Mini-games dominate Sega’s nostalgic tennis game.
As a child, my enjoyment of the Sega Genesis spawned the misguided nostalgic affinity I have for all things Sega. This the main reason why I was interested in Sega’s new Smash Bros. meets Mario Tennis game, Sega Superstars Tennis. While filled with some creative ideas, the game is hampered by an imprecise control scheme that doesn’t meet the high standards set by similar titles such as Wii Sports.
For any Sega fan, this is a trip down memory lane. With a choice between sixteen characters coming from such disparate titles as Sonic the Hedgehog, NiGHTS and Golden Axe, the company roster is satisfactorily represented. There are eight different stages to choose from and while there are a few series that are unrepresented, the character and stage list is adequate and there are certainly some pleasant surprises in the batch.
The gameplay is typical tennis fare. It’s playable with up to four people, but it’s really nothing inventive or groundbreaking. The only substantially different aspect is the Superstar mode that builds up as you play.
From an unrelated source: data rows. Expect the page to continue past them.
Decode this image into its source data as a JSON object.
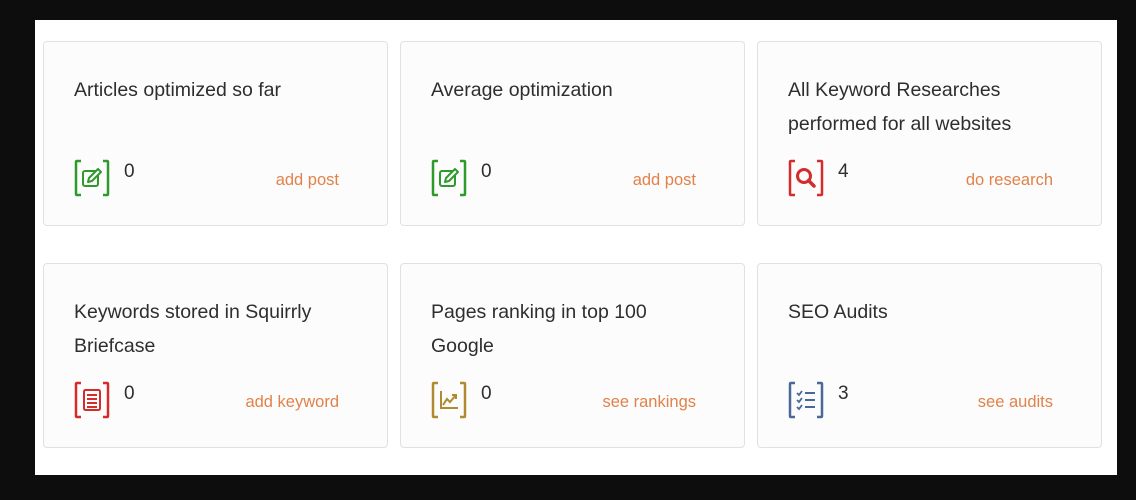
{
  "colors": {
    "green": "#2e9a2a",
    "red": "#d42b2b",
    "gold": "#b08a2e",
    "blue": "#4a6898",
    "link": "#e0824a"
  },
  "cards": [
    {
      "title": "Articles optimized so far",
      "count": "0",
      "link": "add post",
      "icon": "edit-icon"
    },
    {
      "title": "Average optimization",
      "count": "0",
      "link": "add post",
      "icon": "edit-icon"
    },
    {
      "title": "All Keyword Researches performed for all websites",
      "count": "4",
      "link": "do research",
      "icon": "search-icon"
    },
    {
      "title": "Keywords stored in Squirrly Briefcase",
      "count": "0",
      "link": "add keyword",
      "icon": "briefcase-icon"
    },
    {
      "title": "Pages ranking in top 100 Google",
      "count": "0",
      "link": "see rankings",
      "icon": "chart-icon"
    },
    {
      "title": "SEO Audits",
      "count": "3",
      "link": "see audits",
      "icon": "checklist-icon"
    }
  ]
}
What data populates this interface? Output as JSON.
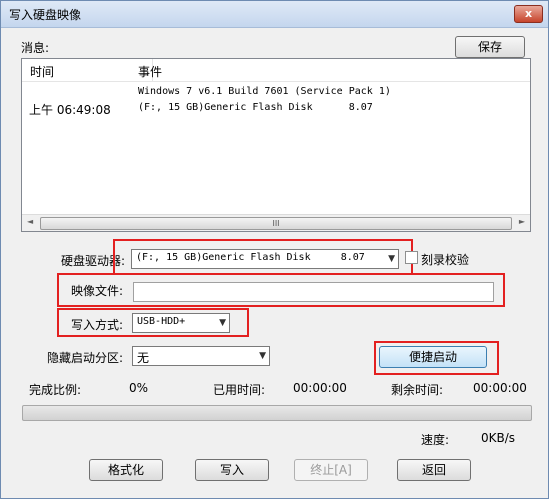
{
  "window": {
    "title": "写入硬盘映像",
    "close": "x"
  },
  "messages": {
    "label": "消息:",
    "save": "保存",
    "columns": [
      "时间",
      "事件"
    ],
    "rows": [
      {
        "time": "",
        "event": "Windows 7 v6.1 Build 7601 (Service Pack 1)"
      },
      {
        "time": "上午 06:49:08",
        "event": "(F:, 15 GB)Generic Flash Disk      8.07"
      }
    ],
    "scroll_left": "◄",
    "scroll_right": "►",
    "scroll_grip": "III"
  },
  "drive": {
    "label": "硬盘驱动器:",
    "value": "(F:, 15 GB)Generic Flash Disk     8.07"
  },
  "verify": {
    "label": "刻录校验",
    "checked": false
  },
  "image_file": {
    "label": "映像文件:",
    "value": ""
  },
  "write_mode": {
    "label": "写入方式:",
    "value": "USB-HDD+"
  },
  "hidden_partition": {
    "label": "隐藏启动分区:",
    "value": "无"
  },
  "quick_boot": "便捷启动",
  "stats": {
    "progress_label": "完成比例:",
    "progress_value": "0%",
    "elapsed_label": "已用时间:",
    "elapsed_value": "00:00:00",
    "remaining_label": "剩余时间:",
    "remaining_value": "00:00:00",
    "speed_label": "速度:",
    "speed_value": "0KB/s"
  },
  "progress": {
    "fraction": 0
  },
  "buttons": {
    "format": "格式化",
    "write": "写入",
    "abort": "终止[A]",
    "back": "返回"
  },
  "dropdown_arrow": "▼",
  "colors": {
    "highlight": "#e32020",
    "progress_fill": "#4fb04f"
  }
}
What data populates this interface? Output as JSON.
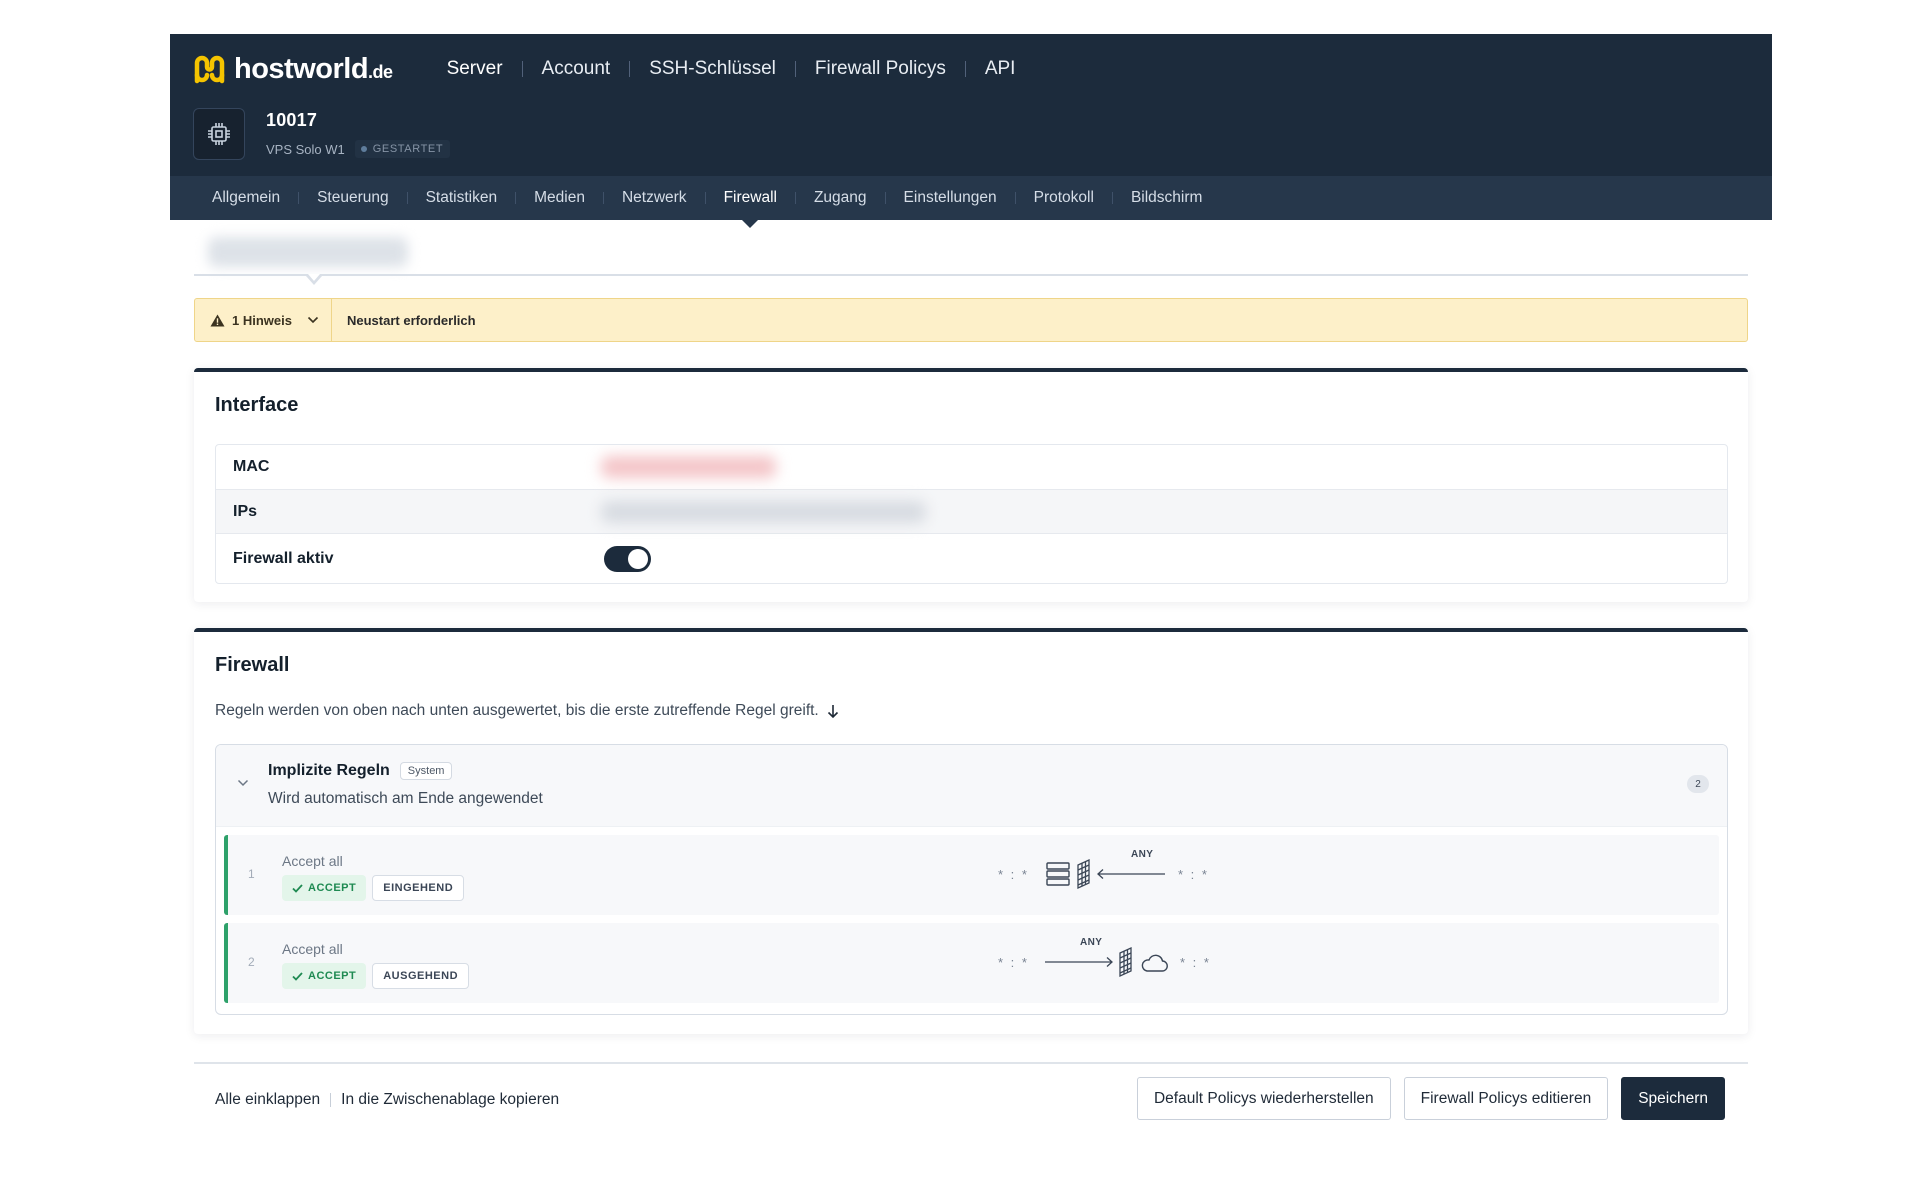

Once your Superstar meter builds up (represented by a star underneath your character that gradually fills in), you are able to pull off an often hard- to- control special shot that might daze your opponent with stray maracas or turn you into Super Sonic. While these moves are occasionally visually dazzling and might usher in a laugh or two, they don’t seem to do too much in terms of bettering your game.
Neither do the controls in some cases. There are four different control schemes used in the game, and some work much better than others. The Wii Remote by itself plays similarly to Wii Sports Tennis except it is not as robust, and doesn’t give you any difference from a backhand and a forehand. The second option is my preferred method of play: a combination of the Wii Remote and Nunchuk. The Nunchuk’s analog stick controls your character and you swing the Wii Remote to hit the ball. Unlike the remaining control schemes (Sideways Remote and the Classic Controller), which have overly complicated ways to perform lobs and drop shots (hitting 1 and then 2 in a rhythmic fashion), the Remote-Nunchuk pairing has lobs and drops assigned to either A or B on the Remote. Nonetheless, the Sideways Remote and Classic Controller work fine.
The motion controls prove problematic at times. There is a long downtime every time you swing, during which your character goes through the motion and is then stuck in a static position. While playing the single player mode’s doubles games, I would often be competing with an erratic computer companion who would steal shots from me and cause me to get caught in swing downtime. This often kills games, since your opponents can then hit a solid shot that stumps both of you as you are left lingering in your post-swing position.
The meat and potatoes of the game are contained in the single player Superstar mode. This mode has you playing through various stages containing an overwhelming amount of mini-games and the occasional tennis match. By beating these various missions, you unlock new characters, courts and music. The stages and missions are fun (and a smile might come to your face as you unlock such stages as Chu Chu Rocket and Puyo Pop), but they’re very repetitive. There may be ten missions in a stage, but they are all basically the same mini-game with a plodding introduction as to how the game is played. Nonetheless, there is a considerable amount to do in this mode, and it should take you somewhere between five and ten hours to complete it in its entirety.
While the tennis aspect of this game is a reproduction of the same game we’ve been playing on real courts for years, the mini-games are where Superstars Tennis really takes creative license. Sega staples such as Space Harrier, House of the Dead, and six others are given a tennis makeover. Space Harrier has you playing the shooter with a Sega character armed with a racket and balls, while House of the Dead has you turning back an endless supply of the undead with a zombie-killing tennis ball.
Not all of the mini-games are all that creative and fun, however; there are some duds in the bunch, such as the Sonic the Hedgehog game in which you frantically collect rings while dodging spiked balls and bombs. It just seems very out of place in a tennis game when the mini-game has no relevance to tennis besides the fact that it takes place on a court. While all mini-games can be played cooperatively with up to four people, it often clutters the screen with too many characters.
All in all, Sega Superstars Tennis has decent controls but suffers from a somewhat shallow tennis design. Its mini-games are definitely its highlight but once the novelty of them wears off, you’ll probably want to play the original titles rather than continue playing this one. I’d highly recommend it to Sega fans, as there is enough nostalgia to help you get though the repetitive and boring parts, but non-Sega fans won’t find enough to generate lasting interest.